- Roy Want, et al., The Active Badge Location System, ACM Transactions on Information Systems, Jan. 1992, pp. 91-102, vol. 10 - No. 1.
- Mark Weiser, Some Computer Science Issues in Ubiquitous Computing, Communications of the ACM, Jul. 1993, pp. 75-84, vol. 36 - No. 7.
- M. Billinghurst, et al., An Evaluation of Wearable Information Spaces, Proceedings of the Virtual Reality Annual International Symposium, 1998, 8 pages.
- Bradley J. Rhodes, Remembrance Agent: A continuously running automated information retrieval system, The Proceedings of The First International Conference on The Practical Application Of Intelligent Agents and Multi Agent Technology, 1996, pp. 487-495.
- Eric Horvitz, et al., In Pursuit of Effective Handsfree Decision Support: Coupling Bayesian Inference, Speech Understanding, and User Models, 1995, 8 pages.
- Bradley J. Rhodes, The Wearable Remembrance Agent: A System for Augmented Theory, The Proceedings of The First International Symposium on Wearable Computers, Oct. 1997, pp. 123-128.
- Eric Horvitz, et al., Attention-Sensitive Alerting in Computing Systems, Microsoft Research, Aug. 1999.
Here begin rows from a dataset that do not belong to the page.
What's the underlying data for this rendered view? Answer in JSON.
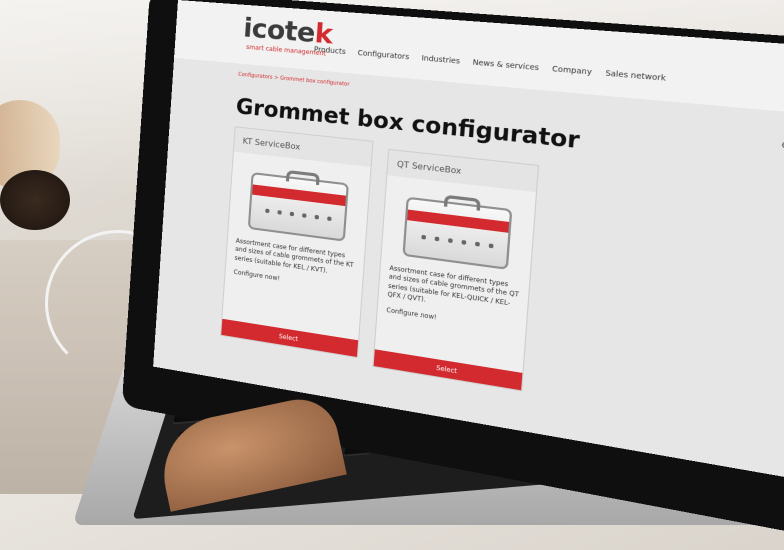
{
  "brand": {
    "logo_prefix": "icote",
    "logo_suffix": "k",
    "tagline": "smart cable management"
  },
  "nav": {
    "items": [
      "Products",
      "Configurators",
      "Industries",
      "News & services",
      "Company",
      "Sales network"
    ]
  },
  "breadcrumb": "Configurators > Grommet box configurator",
  "page": {
    "title": "Grommet box configurator"
  },
  "cards": [
    {
      "title": "KT ServiceBox",
      "description": "Assortment case for different types and sizes of cable grommets of the KT series (suitable for KEL / KVT).",
      "link": "Configure now!",
      "button": "Select"
    },
    {
      "title": "QT ServiceBox",
      "description": "Assortment case for different types and sizes of cable grommets of the QT series (suitable for KEL-QUICK / KEL-QFX / QVT).",
      "link": "Configure now!",
      "button": "Select"
    }
  ],
  "icons": {
    "globe": "globe-icon",
    "phone": "phone-icon",
    "search": "search-icon",
    "cart": "cart-icon"
  },
  "colors": {
    "brand_red": "#d22a2e",
    "text_dark": "#111111"
  }
}
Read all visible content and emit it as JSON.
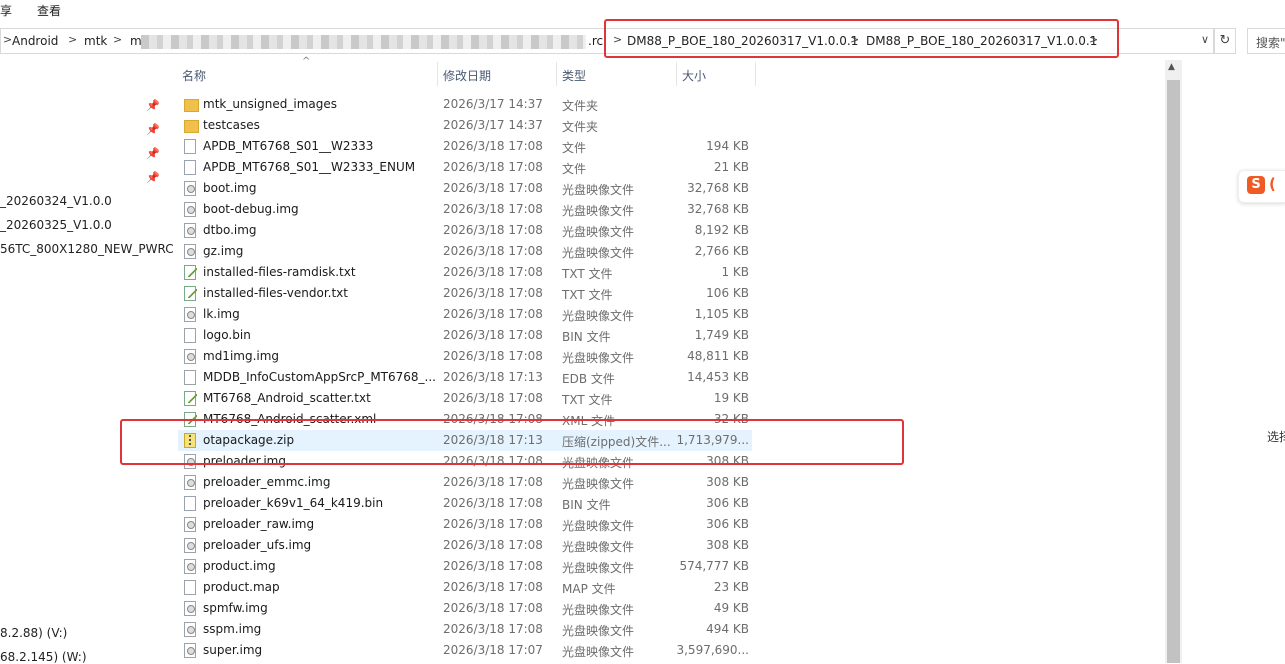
{
  "ribbon": {
    "share": "享",
    "view": "查看"
  },
  "address": {
    "crumbs": [
      "Android",
      "mtk",
      "m",
      ".rc",
      "DM88_P_BOE_180_20260317_V1.0.0.1",
      "DM88_P_BOE_180_20260317_V1.0.0.1"
    ],
    "chevron": ">",
    "dropdown": "∨",
    "refresh": "↻"
  },
  "search": {
    "placeholder": "搜索\""
  },
  "nav": {
    "items": [
      "_20260324_V1.0.0",
      "_20260325_V1.0.0",
      "56TC_800X1280_NEW_PWRC",
      "8.2.88) (V:)",
      "68.2.145) (W:)"
    ],
    "pin": "📌"
  },
  "columns": {
    "name": "名称",
    "date": "修改日期",
    "type": "类型",
    "size": "大小",
    "sort_arrow": "^"
  },
  "files": [
    {
      "name": "mtk_unsigned_images",
      "date": "2026/3/17 14:37",
      "type": "文件夹",
      "size": "",
      "icon": "folder"
    },
    {
      "name": "testcases",
      "date": "2026/3/17 14:37",
      "type": "文件夹",
      "size": "",
      "icon": "folder"
    },
    {
      "name": "APDB_MT6768_S01__W2333",
      "date": "2026/3/18 17:08",
      "type": "文件",
      "size": "194 KB",
      "icon": "file"
    },
    {
      "name": "APDB_MT6768_S01__W2333_ENUM",
      "date": "2026/3/18 17:08",
      "type": "文件",
      "size": "21 KB",
      "icon": "file"
    },
    {
      "name": "boot.img",
      "date": "2026/3/18 17:08",
      "type": "光盘映像文件",
      "size": "32,768 KB",
      "icon": "disc"
    },
    {
      "name": "boot-debug.img",
      "date": "2026/3/18 17:08",
      "type": "光盘映像文件",
      "size": "32,768 KB",
      "icon": "disc"
    },
    {
      "name": "dtbo.img",
      "date": "2026/3/18 17:08",
      "type": "光盘映像文件",
      "size": "8,192 KB",
      "icon": "disc"
    },
    {
      "name": "gz.img",
      "date": "2026/3/18 17:08",
      "type": "光盘映像文件",
      "size": "2,766 KB",
      "icon": "disc"
    },
    {
      "name": "installed-files-ramdisk.txt",
      "date": "2026/3/18 17:08",
      "type": "TXT 文件",
      "size": "1 KB",
      "icon": "txt"
    },
    {
      "name": "installed-files-vendor.txt",
      "date": "2026/3/18 17:08",
      "type": "TXT 文件",
      "size": "106 KB",
      "icon": "txt"
    },
    {
      "name": "lk.img",
      "date": "2026/3/18 17:08",
      "type": "光盘映像文件",
      "size": "1,105 KB",
      "icon": "disc"
    },
    {
      "name": "logo.bin",
      "date": "2026/3/18 17:08",
      "type": "BIN 文件",
      "size": "1,749 KB",
      "icon": "file"
    },
    {
      "name": "md1img.img",
      "date": "2026/3/18 17:08",
      "type": "光盘映像文件",
      "size": "48,811 KB",
      "icon": "disc"
    },
    {
      "name": "MDDB_InfoCustomAppSrcP_MT6768_...",
      "date": "2026/3/18 17:13",
      "type": "EDB 文件",
      "size": "14,453 KB",
      "icon": "file"
    },
    {
      "name": "MT6768_Android_scatter.txt",
      "date": "2026/3/18 17:08",
      "type": "TXT 文件",
      "size": "19 KB",
      "icon": "txt"
    },
    {
      "name": "MT6768_Android_scatter.xml",
      "date": "2026/3/18 17:08",
      "type": "XML 文件",
      "size": "32 KB",
      "icon": "txt"
    },
    {
      "name": "otapackage.zip",
      "date": "2026/3/18 17:13",
      "type": "压缩(zipped)文件...",
      "size": "1,713,979...",
      "icon": "zip",
      "selected": true
    },
    {
      "name": "preloader.img",
      "date": "2026/3/18 17:08",
      "type": "光盘映像文件",
      "size": "308 KB",
      "icon": "disc"
    },
    {
      "name": "preloader_emmc.img",
      "date": "2026/3/18 17:08",
      "type": "光盘映像文件",
      "size": "308 KB",
      "icon": "disc"
    },
    {
      "name": "preloader_k69v1_64_k419.bin",
      "date": "2026/3/18 17:08",
      "type": "BIN 文件",
      "size": "306 KB",
      "icon": "file"
    },
    {
      "name": "preloader_raw.img",
      "date": "2026/3/18 17:08",
      "type": "光盘映像文件",
      "size": "306 KB",
      "icon": "disc"
    },
    {
      "name": "preloader_ufs.img",
      "date": "2026/3/18 17:08",
      "type": "光盘映像文件",
      "size": "308 KB",
      "icon": "disc"
    },
    {
      "name": "product.img",
      "date": "2026/3/18 17:08",
      "type": "光盘映像文件",
      "size": "574,777 KB",
      "icon": "disc"
    },
    {
      "name": "product.map",
      "date": "2026/3/18 17:08",
      "type": "MAP 文件",
      "size": "23 KB",
      "icon": "file"
    },
    {
      "name": "spmfw.img",
      "date": "2026/3/18 17:08",
      "type": "光盘映像文件",
      "size": "49 KB",
      "icon": "disc"
    },
    {
      "name": "sspm.img",
      "date": "2026/3/18 17:08",
      "type": "光盘映像文件",
      "size": "494 KB",
      "icon": "disc"
    },
    {
      "name": "super.img",
      "date": "2026/3/18 17:07",
      "type": "光盘映像文件",
      "size": "3,597,690...",
      "icon": "disc"
    }
  ],
  "sogou": {
    "s": "S",
    "c": "("
  },
  "preview_hint": "选择",
  "colors": {
    "highlight_box": "#e0333a",
    "selected_row": "#e5f3ff"
  }
}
- Bill N. Schilit, et al., Disseminationg Active Map Information to Mobile Hosts, IEEE Network, 1994, pp. 22-32, vol. 8 - No. 5.
- Mark Billinghurst, et al., Wearable Devices: New Ways to Manage Information, IEEE Computer Society, Jan. 1999, pp. 57-64.
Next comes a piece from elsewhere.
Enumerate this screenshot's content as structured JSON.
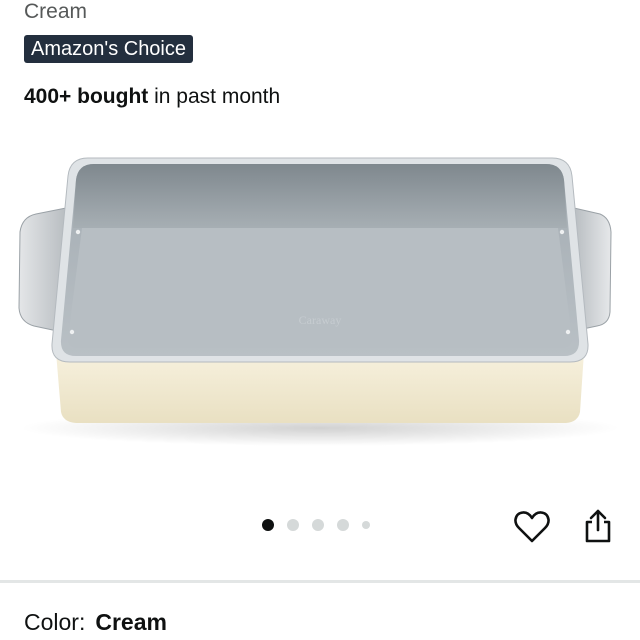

- Thad Eugene Starner, Wearable Computing and Contextual Awareness, Massachusetts Institute of Technology, Jun. 1999, 248 pages.
- Bradley J. Rhodes, The Wearable Remembrance Agent: A System for Augmented Memory, Personal Technologies Journal Special Issue on Wearable Computing, 1997, 12 pages.
- Workshop on Wearable Computing Systems, Aug. 19-21, 1996.
- Mark Billinghurst, Research Directions in Wearable Computing, University of Washington, May 1998, 48 pages.
- Mark Weiser, The Computer for the 21st Century, Scientific American, Sep. 1991, pp. 94-104, vol. 265 - No. 3.
Filed: Jun 26, 2003
Date of Patent: Jan 9, 2007
Patent Publication Number: 20040267700
Assignee: Microsoft Corporation (Redmond, WA)
Inventors: Susan T. Dumais (Kirkland, WA), Eric J. Horvitz (Kirkland, WA), Edward B. Cutrell (Seattle, WA), Jonathan J. Cadiz (Redmond, WA), Gavin Jancke (Sammamish, WA), Raman K. Sarin (Redmond, WA), Daniel C. Robbins (Seattle, WA), Anoop Gupta (Woodinville, WA), George G. Robertson (Seattle, WA), Meredith J. Ringel (Stanford, CA), Jeremy Goecks (Atlanta, GA)
Primary Examiner: Srirama Channavajjala
Attorney: Amin, Turocy, & Calvin, LLP
Application Number: 10/607,228
International Classification: G06F 17/30 (20060101); G06F 17/00 (20060101);